[Items from an interface collection]
· · ·
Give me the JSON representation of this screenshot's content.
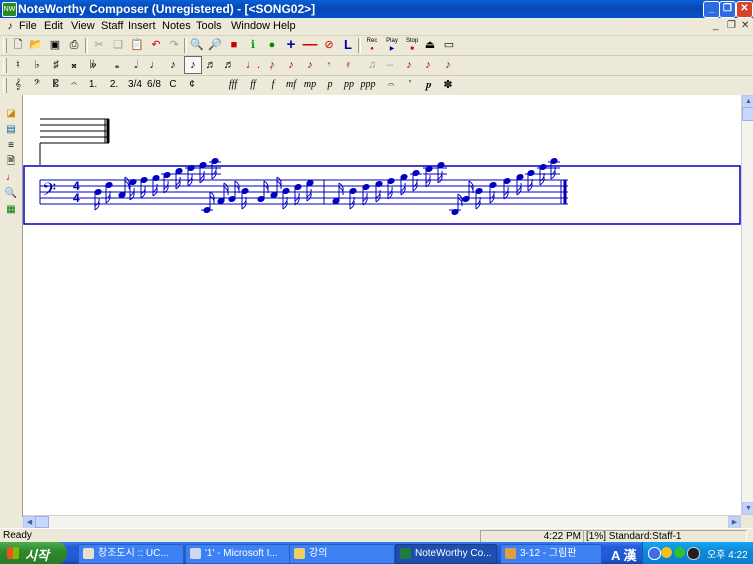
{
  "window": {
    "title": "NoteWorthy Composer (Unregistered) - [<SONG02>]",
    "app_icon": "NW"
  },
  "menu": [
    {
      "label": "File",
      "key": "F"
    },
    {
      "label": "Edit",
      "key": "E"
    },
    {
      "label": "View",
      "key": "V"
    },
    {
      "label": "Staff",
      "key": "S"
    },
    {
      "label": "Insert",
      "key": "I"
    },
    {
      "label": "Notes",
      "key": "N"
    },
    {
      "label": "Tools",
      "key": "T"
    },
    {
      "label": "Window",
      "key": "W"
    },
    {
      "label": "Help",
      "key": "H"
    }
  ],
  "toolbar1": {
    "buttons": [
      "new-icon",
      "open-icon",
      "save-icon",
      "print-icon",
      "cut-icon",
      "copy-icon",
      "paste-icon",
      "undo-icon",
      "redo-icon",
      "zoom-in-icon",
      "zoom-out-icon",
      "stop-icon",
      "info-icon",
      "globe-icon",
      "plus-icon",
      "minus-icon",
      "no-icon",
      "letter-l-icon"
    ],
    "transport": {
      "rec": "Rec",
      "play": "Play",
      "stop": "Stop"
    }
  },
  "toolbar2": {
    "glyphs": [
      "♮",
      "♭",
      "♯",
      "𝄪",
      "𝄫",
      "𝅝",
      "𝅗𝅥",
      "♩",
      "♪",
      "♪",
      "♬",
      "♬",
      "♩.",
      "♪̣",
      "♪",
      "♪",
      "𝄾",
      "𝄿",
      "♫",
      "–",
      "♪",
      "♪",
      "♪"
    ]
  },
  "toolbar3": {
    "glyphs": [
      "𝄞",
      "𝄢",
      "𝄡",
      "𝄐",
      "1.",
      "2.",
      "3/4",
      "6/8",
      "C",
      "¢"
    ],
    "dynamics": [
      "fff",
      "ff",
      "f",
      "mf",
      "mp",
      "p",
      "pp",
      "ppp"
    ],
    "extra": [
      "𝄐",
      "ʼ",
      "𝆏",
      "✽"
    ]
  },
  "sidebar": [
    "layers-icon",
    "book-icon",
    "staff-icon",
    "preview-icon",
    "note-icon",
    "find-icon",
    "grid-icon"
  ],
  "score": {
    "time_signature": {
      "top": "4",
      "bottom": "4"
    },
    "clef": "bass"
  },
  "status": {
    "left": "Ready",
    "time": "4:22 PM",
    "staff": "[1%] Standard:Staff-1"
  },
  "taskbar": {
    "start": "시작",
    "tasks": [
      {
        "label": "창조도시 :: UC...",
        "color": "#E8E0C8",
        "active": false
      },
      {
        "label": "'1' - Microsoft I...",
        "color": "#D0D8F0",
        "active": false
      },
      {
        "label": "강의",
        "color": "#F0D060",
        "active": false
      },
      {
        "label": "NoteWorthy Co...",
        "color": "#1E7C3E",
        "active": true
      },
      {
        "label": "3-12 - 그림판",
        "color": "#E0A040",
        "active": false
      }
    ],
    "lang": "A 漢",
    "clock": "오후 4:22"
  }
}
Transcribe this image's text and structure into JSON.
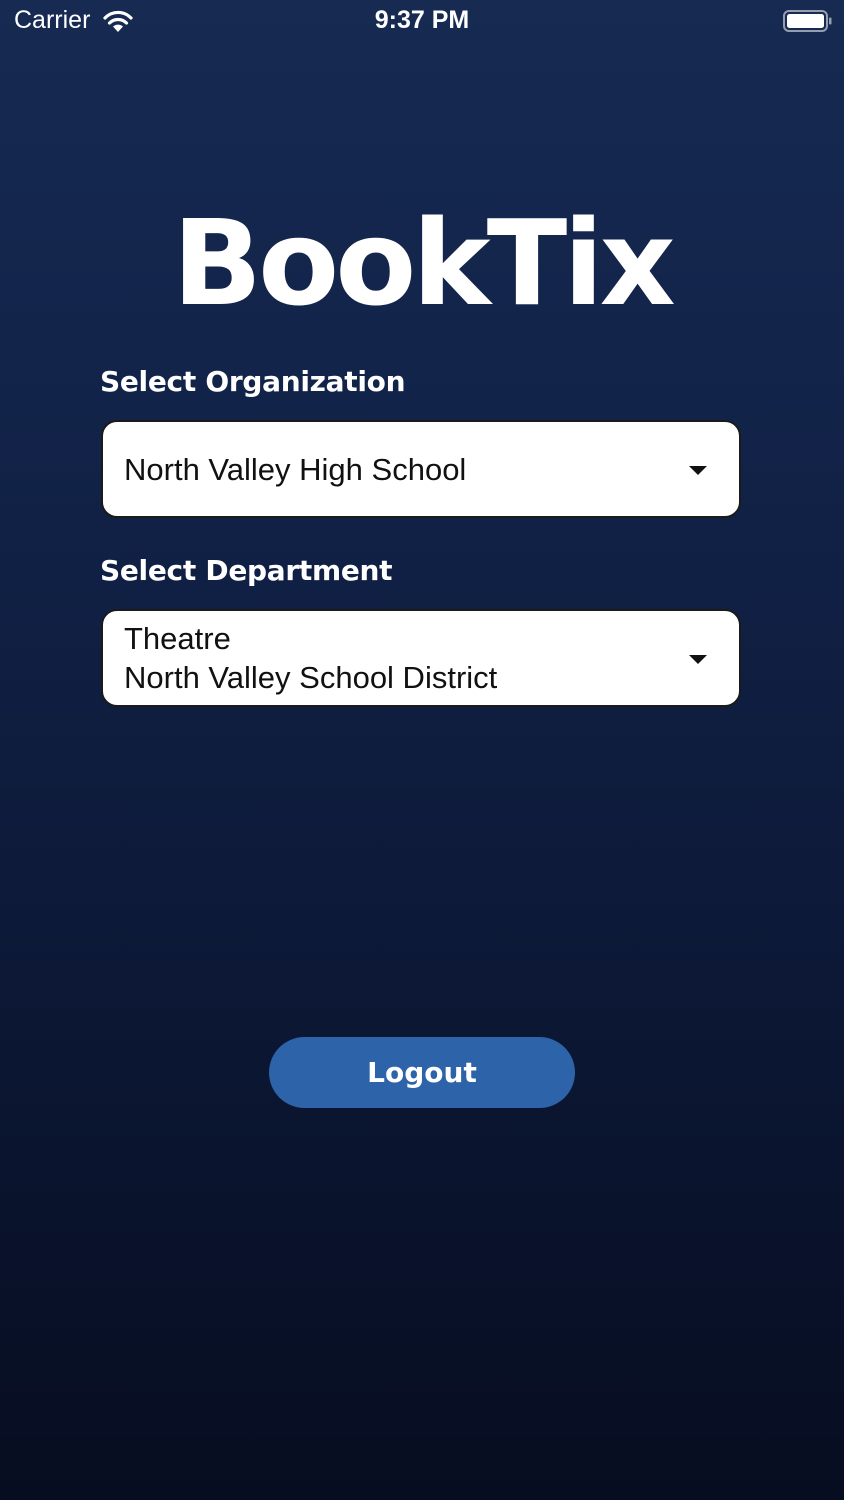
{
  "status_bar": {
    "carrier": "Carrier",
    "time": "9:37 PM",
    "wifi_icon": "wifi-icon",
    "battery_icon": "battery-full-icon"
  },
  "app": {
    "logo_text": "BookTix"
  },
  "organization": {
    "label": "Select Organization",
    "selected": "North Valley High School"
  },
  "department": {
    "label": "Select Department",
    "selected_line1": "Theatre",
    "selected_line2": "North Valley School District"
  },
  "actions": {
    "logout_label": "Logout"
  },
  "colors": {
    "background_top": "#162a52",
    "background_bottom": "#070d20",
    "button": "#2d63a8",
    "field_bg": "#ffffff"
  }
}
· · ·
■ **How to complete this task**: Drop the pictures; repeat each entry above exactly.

■ **Response to the exercise**:
Give me the JSON representation of this screenshot's content.
{
  "window": {
    "title": "NoteWorthy Composer (Unregistered) - [<SONG02>]",
    "app_icon": "NW"
  },
  "menu": [
    {
      "label": "File",
      "key": "F"
    },
    {
      "label": "Edit",
      "key": "E"
    },
    {
      "label": "View",
      "key": "V"
    },
    {
      "label": "Staff",
      "key": "S"
    },
    {
      "label": "Insert",
      "key": "I"
    },
    {
      "label": "Notes",
      "key": "N"
    },
    {
      "label": "Tools",
      "key": "T"
    },
    {
      "label": "Window",
      "key": "W"
    },
    {
      "label": "Help",
      "key": "H"
    }
  ],
  "toolbar1": {
    "buttons": [
      "new-icon",
      "open-icon",
      "save-icon",
      "print-icon",
      "cut-icon",
      "copy-icon",
      "paste-icon",
      "undo-icon",
      "redo-icon",
      "zoom-in-icon",
      "zoom-out-icon",
      "stop-icon",
      "info-icon",
      "globe-icon",
      "plus-icon",
      "minus-icon",
      "no-icon",
      "letter-l-icon"
    ],
    "transport": {
      "rec": "Rec",
      "play": "Play",
      "stop": "Stop"
    }
  },
  "toolbar2": {
    "glyphs": [
      "♮",
      "♭",
      "♯",
      "𝄪",
      "𝄫",
      "𝅝",
      "𝅗𝅥",
      "♩",
      "♪",
      "♪",
      "♬",
      "♬",
      "♩.",
      "♪̣",
      "♪",
      "♪",
      "𝄾",
      "𝄿",
      "♫",
      "–",
      "♪",
      "♪",
      "♪"
    ]
  },
  "toolbar3": {
    "glyphs": [
      "𝄞",
      "𝄢",
      "𝄡",
      "𝄐",
      "1.",
      "2.",
      "3/4",
      "6/8",
      "C",
      "¢"
    ],
    "dynamics": [
      "fff",
      "ff",
      "f",
      "mf",
      "mp",
      "p",
      "pp",
      "ppp"
    ],
    "extra": [
      "𝄐",
      "ʼ",
      "𝆏",
      "✽"
    ]
  },
  "sidebar": [
    "layers-icon",
    "book-icon",
    "staff-icon",
    "preview-icon",
    "note-icon",
    "find-icon",
    "grid-icon"
  ],
  "score": {
    "time_signature": {
      "top": "4",
      "bottom": "4"
    },
    "clef": "bass"
  },
  "status": {
    "left": "Ready",
    "time": "4:22 PM",
    "staff": "[1%] Standard:Staff-1"
  },
  "taskbar": {
    "start": "시작",
    "tasks": [
      {
        "label": "창조도시 :: UC...",
        "color": "#E8E0C8",
        "active": false
      },
      {
        "label": "'1' - Microsoft I...",
        "color": "#D0D8F0",
        "active": false
      },
      {
        "label": "강의",
        "color": "#F0D060",
        "active": false
      },
      {
        "label": "NoteWorthy Co...",
        "color": "#1E7C3E",
        "active": true
      },
      {
        "label": "3-12 - 그림판",
        "color": "#E0A040",
        "active": false
      }
    ],
    "lang": "A 漢",
    "clock": "오후 4:22"
  }
}
Transcribe this image's text and structure into JSON.
{
  "status_bar": {
    "carrier": "Carrier",
    "time": "9:37 PM",
    "wifi_icon": "wifi-icon",
    "battery_icon": "battery-full-icon"
  },
  "app": {
    "logo_text": "BookTix"
  },
  "organization": {
    "label": "Select Organization",
    "selected": "North Valley High School"
  },
  "department": {
    "label": "Select Department",
    "selected_line1": "Theatre",
    "selected_line2": "North Valley School District"
  },
  "actions": {
    "logout_label": "Logout"
  },
  "colors": {
    "background_top": "#162a52",
    "background_bottom": "#070d20",
    "button": "#2d63a8",
    "field_bg": "#ffffff"
  }
}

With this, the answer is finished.